O’Scanlon said he’s turned the commission’s recommendations into legislation, which he described as a potential watershed in the pension system’s history. The state portion of the public pension system is $43.8 billion short of what it would cost to pay for future benefits. The state is contributing $1.3 billion into the pension system this year and $3.53 billion for health benefits. Absent reforms, the pension payment is on track to reach $5.48 billion in 2022 and health benefits, $5.43 billion by 2022. O’Scanlon’s proposal would save the state $2.2 billion a year, including $1.42 billion through lower-cost benefits and $810 million by shifting the cost of retired teachers’ benefits to their employers (the commission assumes that will be offset by benefit changes at the local level).
Broadly, active employees would be moved onto health care plans equivalent to gold plans under the Affordable Care Act, and retirees would be given retiree reimbursement accounts to cover the cost of purchasing coverage through a private exchange. Active employees would pay lower annual premiums, because the total cost of the plan is lower, but higher out-of-pocket expenses. For example, a single worker making $33,000 and enrolled in the NJ Direct 15 plan would pay about $800 more a year — the difference between a $1,043 annual premium and $435 out of pocket and a $711 premium and $1,561 out of pocket.
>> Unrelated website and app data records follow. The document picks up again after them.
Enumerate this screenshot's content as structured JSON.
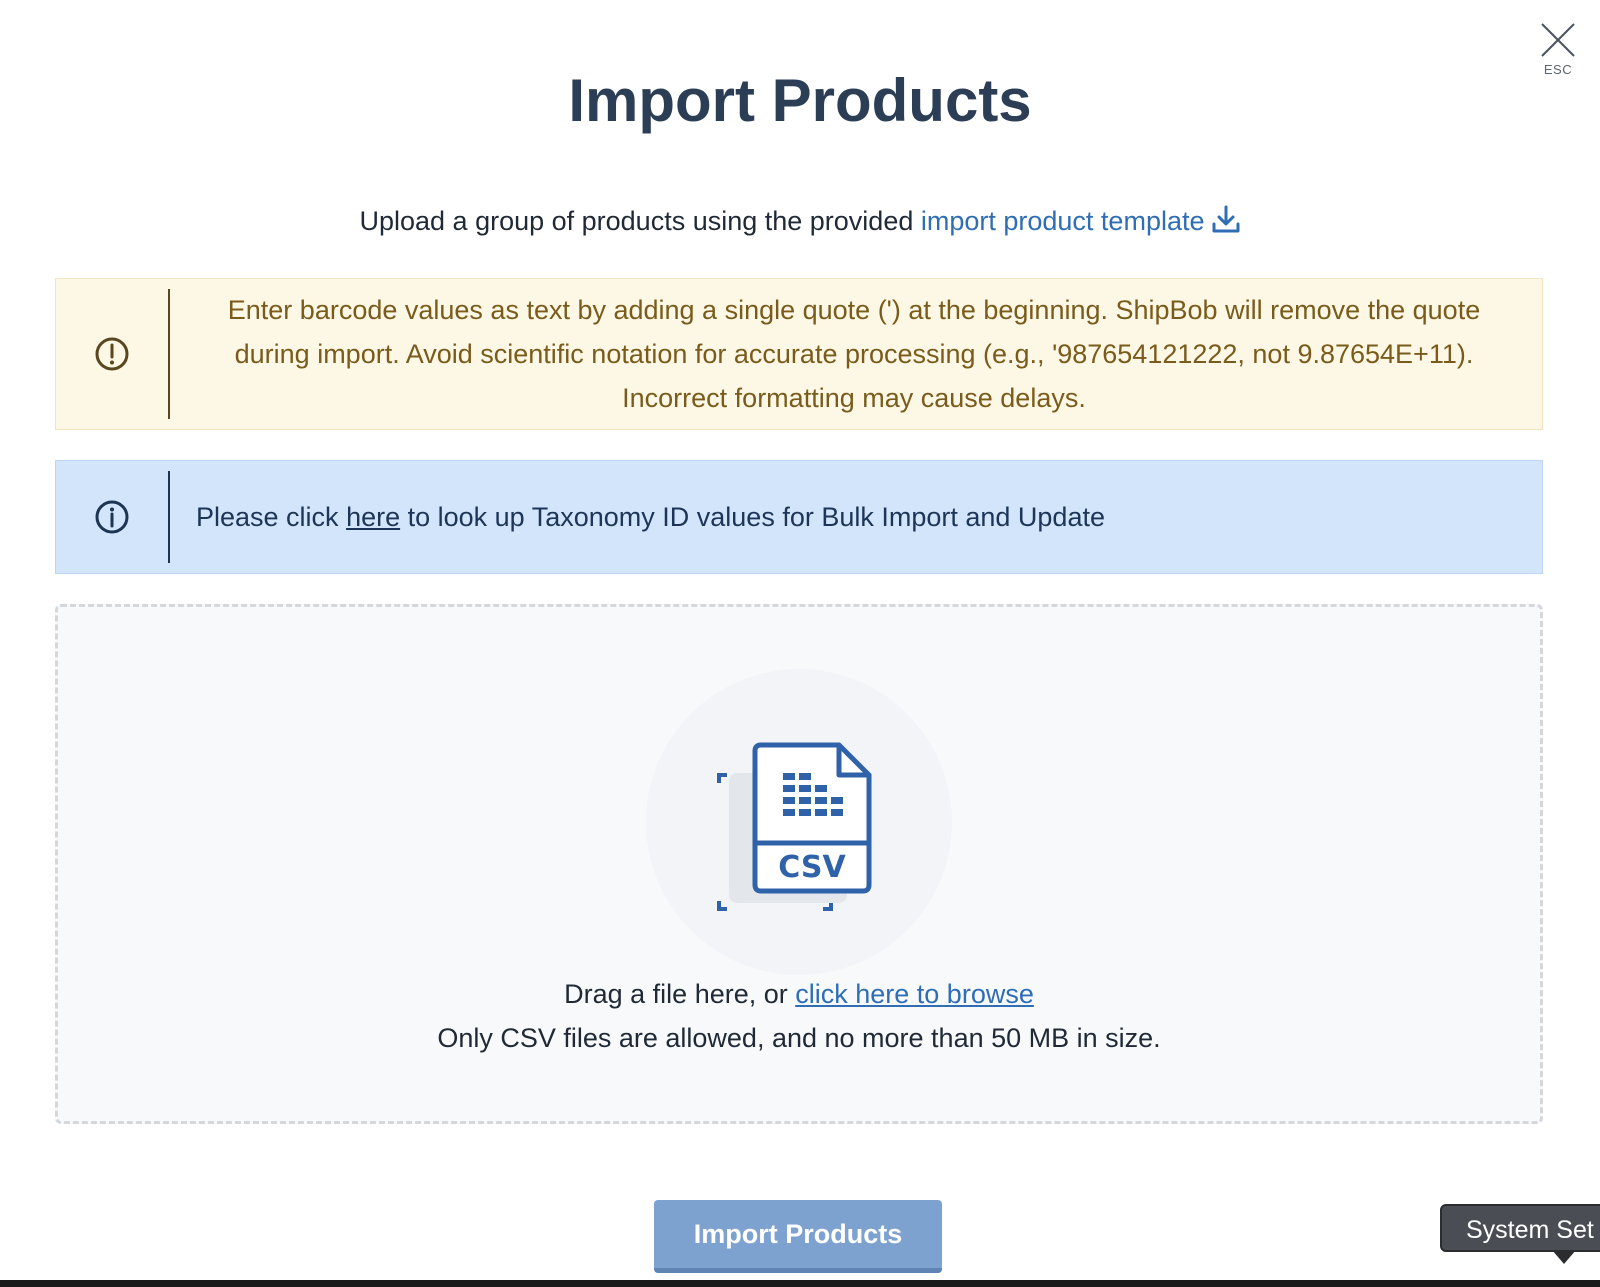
{
  "modal": {
    "title": "Import Products",
    "close_label": "ESC"
  },
  "subtitle": {
    "text": "Upload a group of products using the provided ",
    "link_label": "import product template"
  },
  "warning_alert": {
    "text": "Enter barcode values as text by adding a single quote (') at the beginning. ShipBob will remove the quote during import. Avoid scientific notation for accurate processing (e.g., '987654121222, not 9.87654E+11). Incorrect formatting may cause delays."
  },
  "info_alert": {
    "prefix": "Please click ",
    "link_label": "here",
    "suffix": " to look up Taxonomy ID values for Bulk Import and Update"
  },
  "dropzone": {
    "icon_label": "CSV",
    "drag_text": "Drag a file here, or ",
    "browse_label": "click here to browse",
    "hint": "Only CSV files are allowed, and no more than 50 MB in size."
  },
  "footer": {
    "import_button_label": "Import Products"
  },
  "tooltip": {
    "text": "System Set"
  },
  "colors": {
    "title": "#2c3e55",
    "link": "#2f6eb5",
    "warning_bg": "#fcf8e5",
    "warning_text": "#7a5b1b",
    "info_bg": "#d3e5fa",
    "info_text": "#1c3558",
    "button_bg": "#7ea2cf",
    "csv_icon": "#2f62a8"
  },
  "icons": {
    "close": "close-icon",
    "download": "download-icon",
    "warning": "exclamation-circle-icon",
    "info": "info-circle-icon",
    "file": "csv-file-icon"
  }
}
A worker making $72,000 and enrolled in the family plan is paying a $6,404 premium and $1,213 out of pocket, but after reforms could pay a $4,366 premium and $4,356 out of pocket, an extra $1,100 a year, according to the commission’s report.
The assemblyman said his proposal contemplates rebates to help employees offset some of their new expenses. “I want to minimize that impact,” he said. “These are not particularly painful reforms. They’re going from platinum plus plans to gold or gold plus plans. It still leaves public workers with wonderful health benefits. Better health benefits certainly than the average person in the private sector.”
For early and Medicare-eligible retirees, the public employer would cover the cost of purchasing the equivalent of a gold level plan or gold level equivalent supplemental insurance, respectively. Early retirees, who pay no premium, will likely see jumps in their out of pocket costs. But the employer would cover “average” out of pocket costs for those on Medicare.
The constitutional protection workers would receive in exchange for their troubles is not so bulletproof as the one envisioned by Democrats and public labor groups, which they say is needed to restore workers’ trust in state lawmakers and spare the pension system from customary underfunding.
Opponents of that amendment, including O’Scanlon, say it would create a “super priority” likely to force severe spending cuts or tax hikes if the state economy doesn’t drum up enough cash to cover the payments. O’Scanlon’s includes a safeguard in the event of a fiscal emergency, like those that prompted Christie to contribute less than he’s promised. But if tax collections are even just a little better than expected, the pension gets its regular contribution plus half of the improvement, he said. “So we are in this together, on the downside and the upside,” he said.
Hetty Rosenstein, state director of the Communications Workers of America, said O’Scanlon’s “safety valve,” which kicks in when revenues fall at least 1.5 percent below projections, would “probably allow the Christie administration to never make the pension payment anyway, since that would merely allow (lawmakers) to do what they have done for two decades — that is, whenever they need any cut to eliminate the pension payment first.”
While the assemblyman’s bills do not alter pension benefits, he said none of the reforms would prevent future reforms.